If a line in the records below contains "sample", copy that line.

------ RECORDS FOR THIS EXERCISE

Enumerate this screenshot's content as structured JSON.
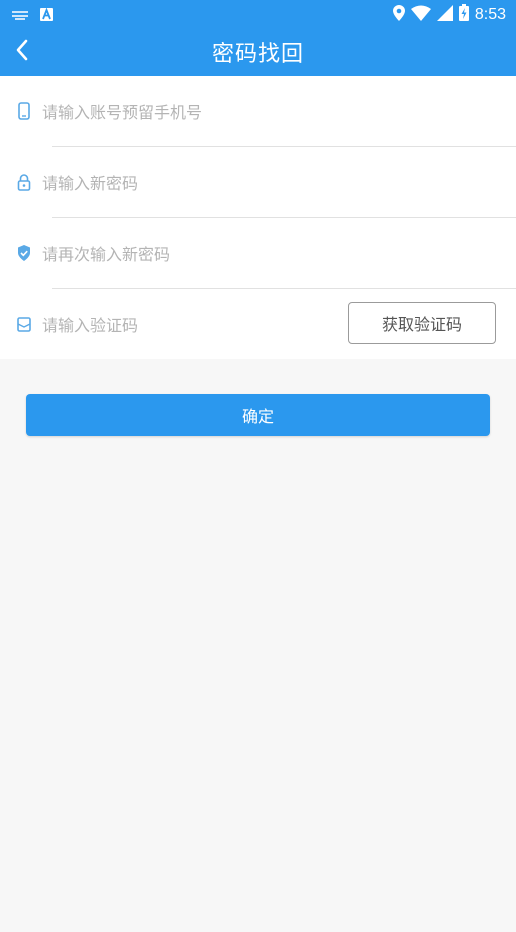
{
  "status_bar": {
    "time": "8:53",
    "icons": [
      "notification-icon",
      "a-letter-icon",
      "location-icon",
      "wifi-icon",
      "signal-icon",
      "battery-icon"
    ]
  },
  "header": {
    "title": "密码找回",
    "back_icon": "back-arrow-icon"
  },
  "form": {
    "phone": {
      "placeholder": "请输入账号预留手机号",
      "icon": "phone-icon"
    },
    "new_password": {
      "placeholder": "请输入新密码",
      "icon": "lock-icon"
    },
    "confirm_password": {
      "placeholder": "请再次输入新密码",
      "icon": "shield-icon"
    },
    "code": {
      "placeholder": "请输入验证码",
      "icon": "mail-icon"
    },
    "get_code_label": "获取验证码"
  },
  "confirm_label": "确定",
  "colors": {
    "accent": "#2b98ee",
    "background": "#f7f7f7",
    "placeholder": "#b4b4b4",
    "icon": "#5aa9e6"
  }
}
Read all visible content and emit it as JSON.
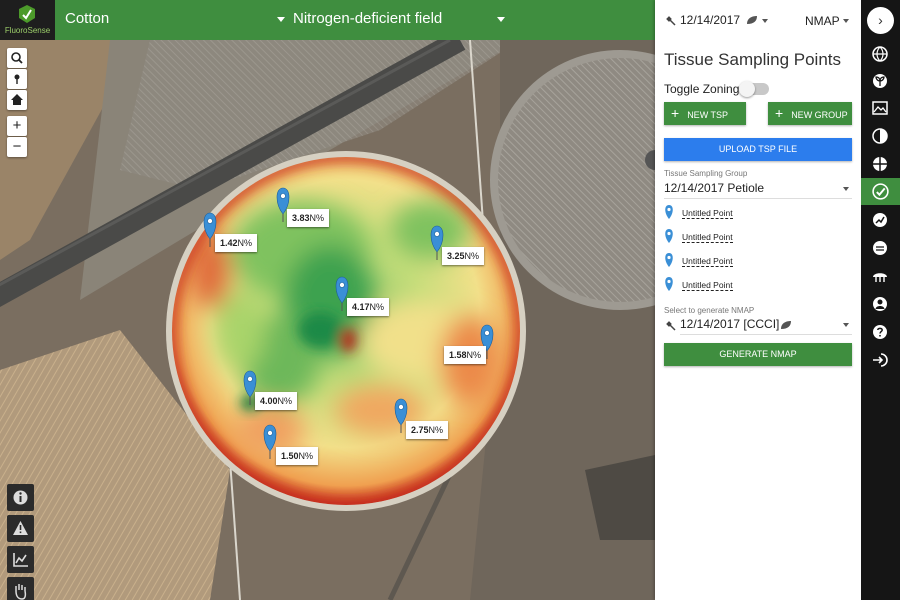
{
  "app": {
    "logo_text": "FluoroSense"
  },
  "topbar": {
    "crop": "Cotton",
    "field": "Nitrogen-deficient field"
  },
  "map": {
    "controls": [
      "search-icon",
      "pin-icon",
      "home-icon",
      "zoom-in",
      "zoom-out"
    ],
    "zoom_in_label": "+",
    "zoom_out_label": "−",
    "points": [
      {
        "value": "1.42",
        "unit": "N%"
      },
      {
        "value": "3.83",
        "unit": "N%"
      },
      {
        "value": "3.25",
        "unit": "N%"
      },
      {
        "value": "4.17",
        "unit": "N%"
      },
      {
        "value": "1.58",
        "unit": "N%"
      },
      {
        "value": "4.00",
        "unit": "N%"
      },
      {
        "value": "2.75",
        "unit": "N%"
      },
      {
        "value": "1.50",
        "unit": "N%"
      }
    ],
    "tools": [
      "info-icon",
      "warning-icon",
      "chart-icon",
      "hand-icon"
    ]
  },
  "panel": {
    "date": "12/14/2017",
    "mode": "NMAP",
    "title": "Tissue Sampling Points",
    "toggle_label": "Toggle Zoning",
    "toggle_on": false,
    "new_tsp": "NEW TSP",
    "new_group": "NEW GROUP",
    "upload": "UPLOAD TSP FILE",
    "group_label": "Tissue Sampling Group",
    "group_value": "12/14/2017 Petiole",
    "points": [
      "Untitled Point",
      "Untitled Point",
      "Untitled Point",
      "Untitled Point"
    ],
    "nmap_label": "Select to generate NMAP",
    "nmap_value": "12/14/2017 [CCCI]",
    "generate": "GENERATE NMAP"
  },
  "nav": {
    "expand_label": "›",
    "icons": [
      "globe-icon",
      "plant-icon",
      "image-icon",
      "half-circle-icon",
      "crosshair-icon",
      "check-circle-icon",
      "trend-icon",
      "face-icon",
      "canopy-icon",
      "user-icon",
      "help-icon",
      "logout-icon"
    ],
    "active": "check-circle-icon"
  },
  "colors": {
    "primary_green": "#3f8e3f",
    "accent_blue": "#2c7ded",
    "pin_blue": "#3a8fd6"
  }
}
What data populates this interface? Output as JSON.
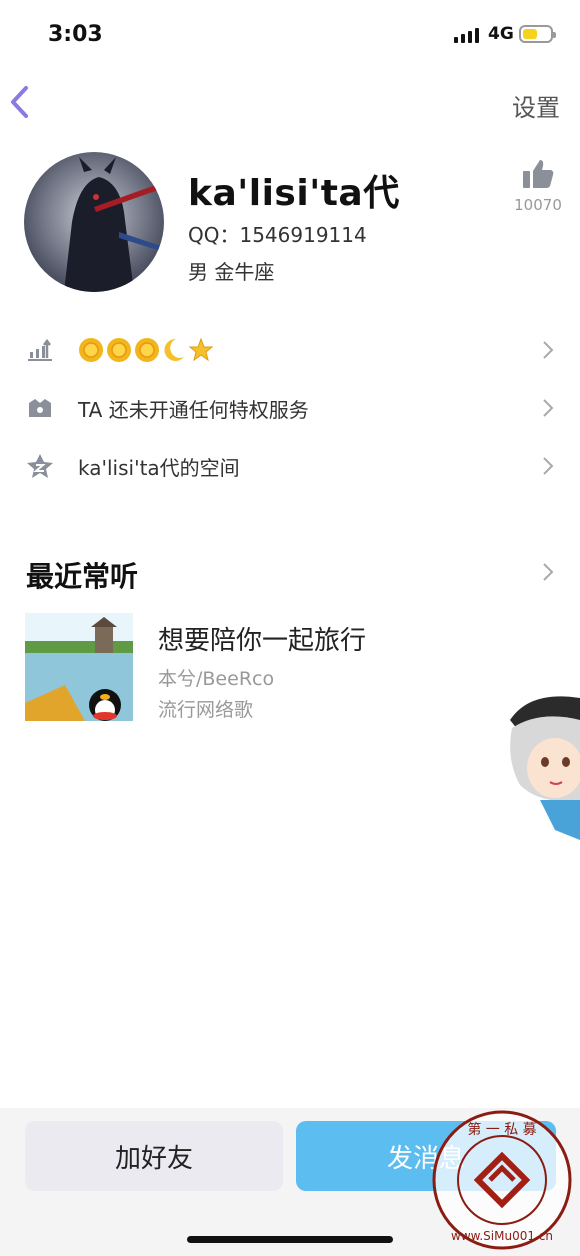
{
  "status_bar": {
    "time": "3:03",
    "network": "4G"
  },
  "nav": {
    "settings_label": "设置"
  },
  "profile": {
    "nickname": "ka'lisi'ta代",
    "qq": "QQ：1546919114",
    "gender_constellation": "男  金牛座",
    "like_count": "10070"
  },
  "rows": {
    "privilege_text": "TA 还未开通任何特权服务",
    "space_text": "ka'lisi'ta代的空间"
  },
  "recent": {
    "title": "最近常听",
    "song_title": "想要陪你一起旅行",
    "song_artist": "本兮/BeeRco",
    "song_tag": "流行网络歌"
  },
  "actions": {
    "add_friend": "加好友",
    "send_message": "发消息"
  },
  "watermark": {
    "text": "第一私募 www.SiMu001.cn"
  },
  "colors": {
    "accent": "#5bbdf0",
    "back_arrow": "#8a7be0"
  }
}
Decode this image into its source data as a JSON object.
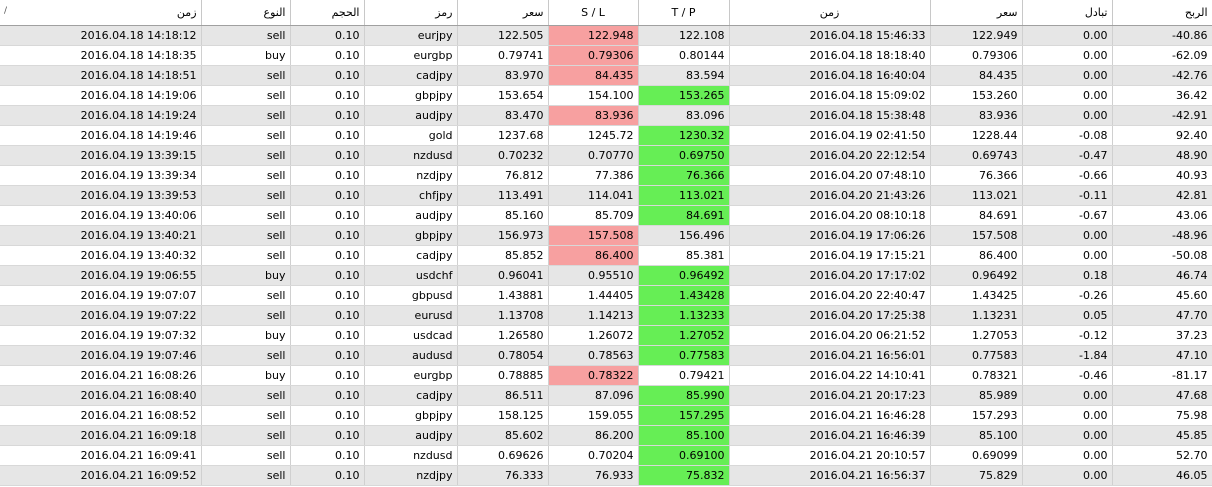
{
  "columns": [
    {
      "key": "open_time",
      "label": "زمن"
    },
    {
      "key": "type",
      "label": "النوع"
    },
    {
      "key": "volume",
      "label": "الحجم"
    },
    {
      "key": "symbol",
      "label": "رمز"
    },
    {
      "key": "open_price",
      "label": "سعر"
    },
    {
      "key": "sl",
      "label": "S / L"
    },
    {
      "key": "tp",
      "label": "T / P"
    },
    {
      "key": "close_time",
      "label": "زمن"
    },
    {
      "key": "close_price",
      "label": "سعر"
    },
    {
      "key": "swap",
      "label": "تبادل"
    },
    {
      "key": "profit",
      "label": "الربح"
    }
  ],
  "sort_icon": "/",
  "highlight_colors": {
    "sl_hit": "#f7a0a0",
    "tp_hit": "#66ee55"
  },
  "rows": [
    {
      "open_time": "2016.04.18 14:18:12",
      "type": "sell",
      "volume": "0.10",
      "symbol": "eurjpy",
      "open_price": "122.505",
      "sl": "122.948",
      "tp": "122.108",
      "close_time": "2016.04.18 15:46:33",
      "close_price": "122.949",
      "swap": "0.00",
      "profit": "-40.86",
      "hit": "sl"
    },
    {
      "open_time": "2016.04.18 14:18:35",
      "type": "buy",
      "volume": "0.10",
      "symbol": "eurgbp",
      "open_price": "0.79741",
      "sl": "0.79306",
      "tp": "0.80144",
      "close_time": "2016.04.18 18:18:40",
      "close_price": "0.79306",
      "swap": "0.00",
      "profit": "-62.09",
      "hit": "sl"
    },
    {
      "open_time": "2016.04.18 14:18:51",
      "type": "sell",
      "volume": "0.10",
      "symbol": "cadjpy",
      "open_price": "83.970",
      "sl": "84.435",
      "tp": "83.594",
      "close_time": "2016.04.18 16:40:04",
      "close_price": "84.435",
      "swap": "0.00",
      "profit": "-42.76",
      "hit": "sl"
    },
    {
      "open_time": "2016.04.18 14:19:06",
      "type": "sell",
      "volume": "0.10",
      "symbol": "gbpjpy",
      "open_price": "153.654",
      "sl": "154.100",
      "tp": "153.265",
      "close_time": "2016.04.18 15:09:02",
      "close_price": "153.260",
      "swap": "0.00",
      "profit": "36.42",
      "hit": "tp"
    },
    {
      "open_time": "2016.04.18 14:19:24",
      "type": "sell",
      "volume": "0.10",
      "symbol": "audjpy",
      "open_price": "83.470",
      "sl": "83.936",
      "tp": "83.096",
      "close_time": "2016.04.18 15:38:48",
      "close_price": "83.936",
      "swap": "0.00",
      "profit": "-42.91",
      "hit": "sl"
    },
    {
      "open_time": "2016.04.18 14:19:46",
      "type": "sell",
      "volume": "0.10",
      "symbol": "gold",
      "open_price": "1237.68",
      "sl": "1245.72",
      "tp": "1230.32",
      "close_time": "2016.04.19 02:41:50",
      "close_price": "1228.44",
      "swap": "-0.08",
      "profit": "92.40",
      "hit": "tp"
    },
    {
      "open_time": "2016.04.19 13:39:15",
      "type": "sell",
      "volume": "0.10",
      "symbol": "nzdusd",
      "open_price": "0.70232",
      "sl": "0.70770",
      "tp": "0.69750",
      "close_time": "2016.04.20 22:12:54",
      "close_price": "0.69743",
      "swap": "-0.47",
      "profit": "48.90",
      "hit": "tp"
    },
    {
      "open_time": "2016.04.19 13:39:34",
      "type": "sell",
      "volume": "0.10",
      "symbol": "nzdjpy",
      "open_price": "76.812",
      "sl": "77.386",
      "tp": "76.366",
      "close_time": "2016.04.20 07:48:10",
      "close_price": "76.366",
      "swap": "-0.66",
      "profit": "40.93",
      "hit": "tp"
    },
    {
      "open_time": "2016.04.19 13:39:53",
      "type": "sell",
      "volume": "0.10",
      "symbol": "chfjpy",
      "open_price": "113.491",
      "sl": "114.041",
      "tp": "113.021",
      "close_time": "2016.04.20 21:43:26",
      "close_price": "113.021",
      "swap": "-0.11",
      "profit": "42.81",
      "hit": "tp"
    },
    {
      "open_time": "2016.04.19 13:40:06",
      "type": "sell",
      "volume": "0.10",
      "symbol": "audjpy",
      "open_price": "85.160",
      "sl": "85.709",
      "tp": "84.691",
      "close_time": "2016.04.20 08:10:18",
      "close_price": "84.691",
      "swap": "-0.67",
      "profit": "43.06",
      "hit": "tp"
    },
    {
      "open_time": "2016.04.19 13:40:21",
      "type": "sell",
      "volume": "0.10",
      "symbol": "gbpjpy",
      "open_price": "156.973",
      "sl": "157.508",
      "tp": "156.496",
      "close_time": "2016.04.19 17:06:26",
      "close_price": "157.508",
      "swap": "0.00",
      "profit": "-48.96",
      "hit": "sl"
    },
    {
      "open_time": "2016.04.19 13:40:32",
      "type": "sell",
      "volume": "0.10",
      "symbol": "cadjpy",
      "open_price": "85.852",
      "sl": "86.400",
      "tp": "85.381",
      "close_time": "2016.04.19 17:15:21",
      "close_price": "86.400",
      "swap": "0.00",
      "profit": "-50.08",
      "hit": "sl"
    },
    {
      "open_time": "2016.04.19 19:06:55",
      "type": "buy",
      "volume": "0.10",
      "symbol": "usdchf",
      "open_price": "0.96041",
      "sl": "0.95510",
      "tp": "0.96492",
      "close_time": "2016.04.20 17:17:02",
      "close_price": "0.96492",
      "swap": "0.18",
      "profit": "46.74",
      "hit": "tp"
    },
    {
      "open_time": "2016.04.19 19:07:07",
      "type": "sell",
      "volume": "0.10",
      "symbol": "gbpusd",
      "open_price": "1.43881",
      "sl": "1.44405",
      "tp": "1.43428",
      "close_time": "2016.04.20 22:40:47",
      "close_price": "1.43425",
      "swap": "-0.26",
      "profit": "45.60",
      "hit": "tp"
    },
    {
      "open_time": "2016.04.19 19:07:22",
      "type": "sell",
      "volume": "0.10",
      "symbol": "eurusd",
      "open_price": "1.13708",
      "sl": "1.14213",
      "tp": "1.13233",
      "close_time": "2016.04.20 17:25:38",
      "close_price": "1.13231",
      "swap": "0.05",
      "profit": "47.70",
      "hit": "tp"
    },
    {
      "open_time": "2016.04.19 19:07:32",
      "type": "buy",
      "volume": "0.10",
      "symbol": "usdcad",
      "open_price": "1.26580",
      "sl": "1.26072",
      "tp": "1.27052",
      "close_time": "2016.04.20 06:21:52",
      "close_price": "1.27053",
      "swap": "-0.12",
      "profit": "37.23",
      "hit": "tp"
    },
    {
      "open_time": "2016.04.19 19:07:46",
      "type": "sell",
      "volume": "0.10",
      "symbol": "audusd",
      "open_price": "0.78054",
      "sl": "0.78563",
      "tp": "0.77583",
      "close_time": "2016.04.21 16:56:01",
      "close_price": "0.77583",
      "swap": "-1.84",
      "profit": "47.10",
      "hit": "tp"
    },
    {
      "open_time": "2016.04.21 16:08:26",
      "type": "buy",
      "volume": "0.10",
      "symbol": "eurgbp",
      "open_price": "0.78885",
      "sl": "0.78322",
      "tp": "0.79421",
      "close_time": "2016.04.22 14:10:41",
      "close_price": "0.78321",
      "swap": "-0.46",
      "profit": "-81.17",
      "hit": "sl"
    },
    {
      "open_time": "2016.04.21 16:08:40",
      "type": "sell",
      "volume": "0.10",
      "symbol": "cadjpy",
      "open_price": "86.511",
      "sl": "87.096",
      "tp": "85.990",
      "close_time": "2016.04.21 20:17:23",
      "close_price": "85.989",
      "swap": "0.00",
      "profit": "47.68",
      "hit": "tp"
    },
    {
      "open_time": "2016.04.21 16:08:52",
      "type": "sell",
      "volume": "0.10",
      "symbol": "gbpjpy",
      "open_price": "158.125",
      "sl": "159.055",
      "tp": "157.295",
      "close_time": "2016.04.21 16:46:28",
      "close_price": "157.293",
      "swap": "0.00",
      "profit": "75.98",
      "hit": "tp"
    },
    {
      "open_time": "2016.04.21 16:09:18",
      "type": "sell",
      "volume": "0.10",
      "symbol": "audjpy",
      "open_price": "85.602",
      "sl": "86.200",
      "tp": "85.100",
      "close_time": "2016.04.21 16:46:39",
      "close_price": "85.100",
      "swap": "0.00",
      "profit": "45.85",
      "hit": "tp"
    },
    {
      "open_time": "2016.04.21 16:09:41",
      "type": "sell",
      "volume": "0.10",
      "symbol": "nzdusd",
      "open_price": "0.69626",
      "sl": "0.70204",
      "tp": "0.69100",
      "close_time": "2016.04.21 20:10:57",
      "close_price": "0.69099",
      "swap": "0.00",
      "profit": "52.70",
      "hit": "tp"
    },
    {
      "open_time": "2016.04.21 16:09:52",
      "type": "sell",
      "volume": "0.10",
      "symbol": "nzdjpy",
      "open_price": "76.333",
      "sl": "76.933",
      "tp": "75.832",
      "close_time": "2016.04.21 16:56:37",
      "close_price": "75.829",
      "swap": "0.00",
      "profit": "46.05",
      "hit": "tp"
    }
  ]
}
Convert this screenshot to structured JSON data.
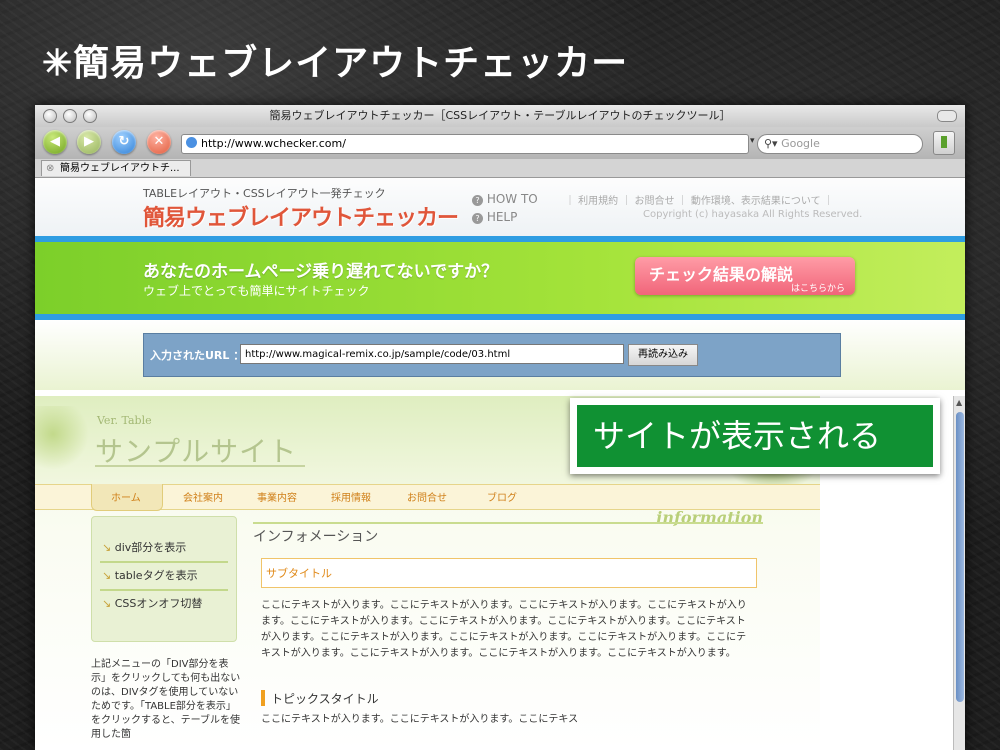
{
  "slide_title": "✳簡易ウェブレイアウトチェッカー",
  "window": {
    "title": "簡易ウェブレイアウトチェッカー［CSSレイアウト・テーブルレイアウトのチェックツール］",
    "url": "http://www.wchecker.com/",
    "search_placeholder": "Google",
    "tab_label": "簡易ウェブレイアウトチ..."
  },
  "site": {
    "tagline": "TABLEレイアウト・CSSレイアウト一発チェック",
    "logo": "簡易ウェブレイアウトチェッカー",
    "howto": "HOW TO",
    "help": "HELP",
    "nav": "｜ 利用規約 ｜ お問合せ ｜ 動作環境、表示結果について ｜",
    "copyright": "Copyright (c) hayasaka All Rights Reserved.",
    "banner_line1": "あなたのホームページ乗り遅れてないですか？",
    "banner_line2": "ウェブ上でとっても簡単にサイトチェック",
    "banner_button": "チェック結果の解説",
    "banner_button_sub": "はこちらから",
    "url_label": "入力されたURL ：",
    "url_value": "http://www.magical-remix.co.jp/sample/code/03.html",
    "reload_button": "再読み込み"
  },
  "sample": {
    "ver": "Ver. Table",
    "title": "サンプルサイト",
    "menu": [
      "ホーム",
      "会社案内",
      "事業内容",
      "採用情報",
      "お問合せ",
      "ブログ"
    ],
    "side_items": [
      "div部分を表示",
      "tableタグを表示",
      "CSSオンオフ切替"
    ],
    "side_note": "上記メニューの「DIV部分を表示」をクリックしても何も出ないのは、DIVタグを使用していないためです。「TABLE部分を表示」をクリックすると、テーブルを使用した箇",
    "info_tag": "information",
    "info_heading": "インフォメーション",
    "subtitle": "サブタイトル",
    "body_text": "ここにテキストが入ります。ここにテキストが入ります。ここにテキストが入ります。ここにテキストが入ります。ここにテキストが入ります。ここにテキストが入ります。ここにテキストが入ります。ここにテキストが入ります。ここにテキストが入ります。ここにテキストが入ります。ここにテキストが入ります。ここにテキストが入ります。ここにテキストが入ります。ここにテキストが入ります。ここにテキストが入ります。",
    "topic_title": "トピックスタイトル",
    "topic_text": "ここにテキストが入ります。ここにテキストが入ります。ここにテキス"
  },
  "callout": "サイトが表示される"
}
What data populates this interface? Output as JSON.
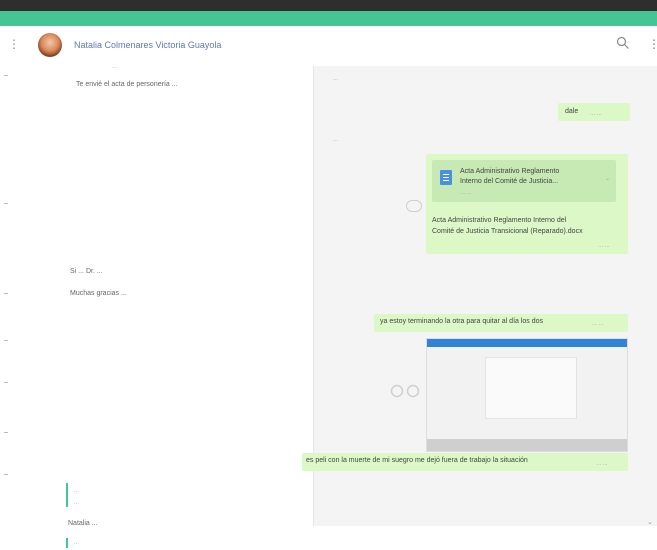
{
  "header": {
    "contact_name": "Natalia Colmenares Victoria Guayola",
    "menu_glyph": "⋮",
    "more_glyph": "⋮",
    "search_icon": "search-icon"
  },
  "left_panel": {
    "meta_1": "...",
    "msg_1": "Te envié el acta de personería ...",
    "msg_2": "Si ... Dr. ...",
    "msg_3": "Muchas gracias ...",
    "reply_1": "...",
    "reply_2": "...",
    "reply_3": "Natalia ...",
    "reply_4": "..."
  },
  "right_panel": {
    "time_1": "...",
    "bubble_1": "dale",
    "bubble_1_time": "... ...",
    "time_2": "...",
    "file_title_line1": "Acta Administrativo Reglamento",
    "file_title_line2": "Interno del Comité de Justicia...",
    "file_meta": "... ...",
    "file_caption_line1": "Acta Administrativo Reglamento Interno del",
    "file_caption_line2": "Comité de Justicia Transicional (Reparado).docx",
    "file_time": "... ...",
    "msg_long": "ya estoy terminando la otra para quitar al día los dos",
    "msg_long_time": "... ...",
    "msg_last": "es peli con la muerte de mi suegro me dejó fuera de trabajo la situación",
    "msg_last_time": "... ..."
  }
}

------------

### PROBLEM SOLUTION
    "url_value": "http://www.magical-remix.co.jp/sample/code/03.html",
  "sample": {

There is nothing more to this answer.